Last’s week’s practice was about cultivating connection with your Self prior to plugging in and engaging with technology first thing in the morning. While not every practice I publish here builds on one another, this is what we do in my one-on-one programs. Having one practice build on the next helps us to zero in on and increase our capacities in scalable ways, really building the muscles that serve our intentions with our growth.
If you worked with the practice of breaking technological addiction, you may be feeling more spacious in the mornings, more awake and connected with your Self. Or, if you’re like me, a bit shocked and humiliated by how difficult it can be.
This practice is about where your attention and energy flows during the day. We’ve got weapons of mass distraction attached to our hips and in our handbags.
I was given this practice when I was completing my certification with Integral Coaching Canada. I have, in turn, given it to a few clients. They’ve all been A-Type entrepreneurs with full schedules and important work to do.
It’s hard. And it’s effective.

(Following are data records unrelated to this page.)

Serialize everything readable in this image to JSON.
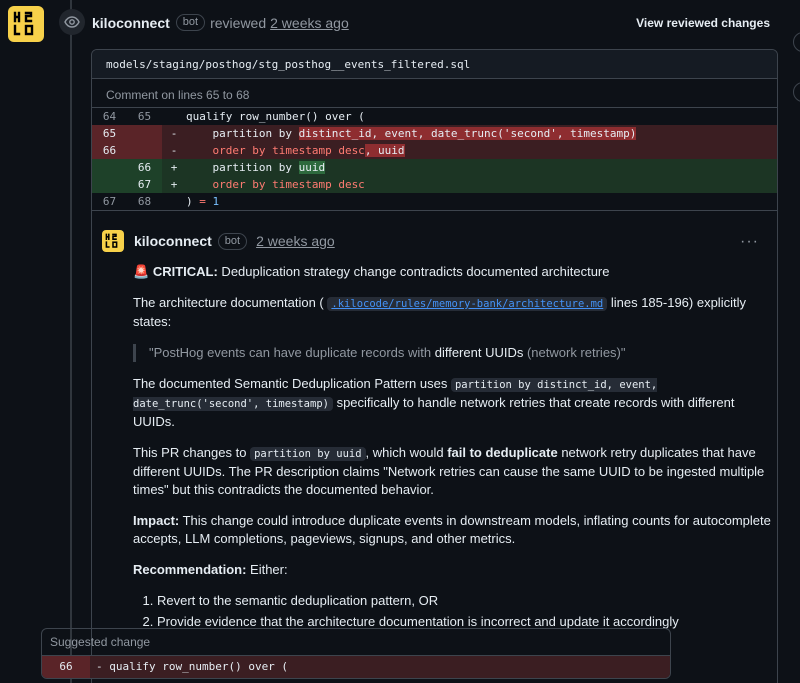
{
  "review": {
    "author": "kiloconnect",
    "bot_label": "bot",
    "action": "reviewed",
    "time_ago": "2 weeks ago",
    "view_changes_label": "View reviewed changes"
  },
  "thread": {
    "file_path": "models/staging/posthog/stg_posthog__events_filtered.sql",
    "comment_lines": "Comment on lines 65 to 68",
    "diff": [
      {
        "type": "ctx",
        "old": "64",
        "new": "65",
        "sign": "",
        "parts": [
          {
            "t": "qualify row_number() over ("
          }
        ]
      },
      {
        "type": "del",
        "old": "65",
        "new": "",
        "sign": "-",
        "parts": [
          {
            "t": "    partition by "
          },
          {
            "t": "distinct_id, event, date_trunc('second', timestamp)",
            "c": "hl-del"
          }
        ]
      },
      {
        "type": "del",
        "old": "66",
        "new": "",
        "sign": "-",
        "parts": [
          {
            "t": "    order by timestamp desc",
            "c": "kw"
          },
          {
            "t": ", uuid",
            "c": "hl-del"
          }
        ]
      },
      {
        "type": "add",
        "old": "",
        "new": "66",
        "sign": "+",
        "parts": [
          {
            "t": "    partition by "
          },
          {
            "t": "uuid",
            "c": "hl-add"
          }
        ]
      },
      {
        "type": "add",
        "old": "",
        "new": "67",
        "sign": "+",
        "parts": [
          {
            "t": "    order by timestamp desc",
            "c": "kw"
          }
        ]
      },
      {
        "type": "ctx",
        "old": "67",
        "new": "68",
        "sign": "",
        "parts": [
          {
            "t": ") "
          },
          {
            "t": "=",
            "c": "kw"
          },
          {
            "t": " "
          },
          {
            "t": "1",
            "c": "num"
          }
        ]
      }
    ]
  },
  "comment": {
    "author": "kiloconnect",
    "bot_label": "bot",
    "time_ago": "2 weeks ago",
    "critical_emoji": "🚨",
    "critical_label": "CRITICAL:",
    "critical_text": " Deduplication strategy change contradicts documented architecture",
    "p1_before": "The architecture documentation (",
    "p1_link": ".kilocode/rules/memory-bank/architecture.md",
    "p1_after": " lines 185-196) explicitly states:",
    "quote_before": "\"PostHog events can have duplicate records with ",
    "quote_bold": "different UUIDs",
    "quote_after": " (network retries)\"",
    "p2_before": "The documented Semantic Deduplication Pattern uses ",
    "p2_code": "partition by distinct_id, event, date_trunc('second', timestamp)",
    "p2_after": " specifically to handle network retries that create records with different UUIDs.",
    "p3_before": "This PR changes to ",
    "p3_code": "partition by uuid",
    "p3_mid": ", which would ",
    "p3_bold": "fail to deduplicate",
    "p3_after": " network retry duplicates that have different UUIDs. The PR description claims \"Network retries can cause the same UUID to be ingested multiple times\" but this contradicts the documented behavior.",
    "impact_label": "Impact:",
    "impact_text": " This change could introduce duplicate events in downstream models, inflating counts for autocomplete accepts, LLM completions, pageviews, signups, and other metrics.",
    "rec_label": "Recommendation:",
    "rec_text": " Either:",
    "rec_items": [
      "Revert to the semantic deduplication pattern, OR",
      "Provide evidence that the architecture documentation is incorrect and update it accordingly"
    ],
    "suggested_label": "Suggested change",
    "suggested_line_no": "66",
    "suggested_line": "- qualify row_number() over ("
  },
  "colors": {
    "background": "#0d1117",
    "avatar": "#f7d14a",
    "link": "#4493f8",
    "deleted": "#3b1e22",
    "added": "#1c3524"
  },
  "icons": [
    "kilo-logo-icon",
    "eye-icon",
    "kebab-menu-icon"
  ]
}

This is particularly juicy for those who run an online business or who engage with social media as part of their work. Definitely do this practice if you’re trying to create something. Like art. Or you’re writing a book, working on a project for a client, building a website, studying for exams or really anything that you’re trying to produce that demands some focus and reverence.
The Practice: Check your phone/Social Media/E-mail a maximum of four times per day.

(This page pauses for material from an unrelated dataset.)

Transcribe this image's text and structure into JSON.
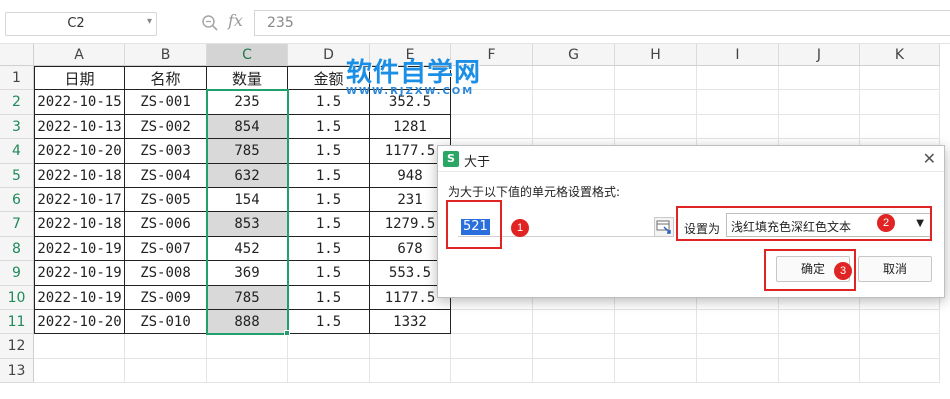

I promise you it’s not impossible. But when you do check, it better not be at a bus stop or in the middle of a chat with your mother because you’re going to want to respond to those emails, post what you want to post, take care of business and tweet to your heart’s content.
This practice helps you to focus and be productive with your online time. Rather than ‘checking’ being a habitual compulsion, something to expel anxiety, fill emptiness or curb your boredom, it becomes intentional.
But more important than what happens during those four times you check, is what’s happening all that time that you don’t check.
While you’re doing this practice, you’ll likely notice the impulse to move towards checking over and over and over. You may even feel agitation, anxiety or restlessness in response to not following that impulse. Notice this. Notice also how there’s space that gets cleared away. This space, you can use to make your art, connect with others, take in the view and be here now.
The most common argument I’ve heard against this practice is that you won’t be able to get done what you need to get done. If you give yourself 20 minutes to an hour to stay engaged each time you check (duration dependent on how much time your work actually requires you to be engaged with your social media and email,) you’ll be fine. This practice is not designed to thwart your productivity; it’s designed to improve it.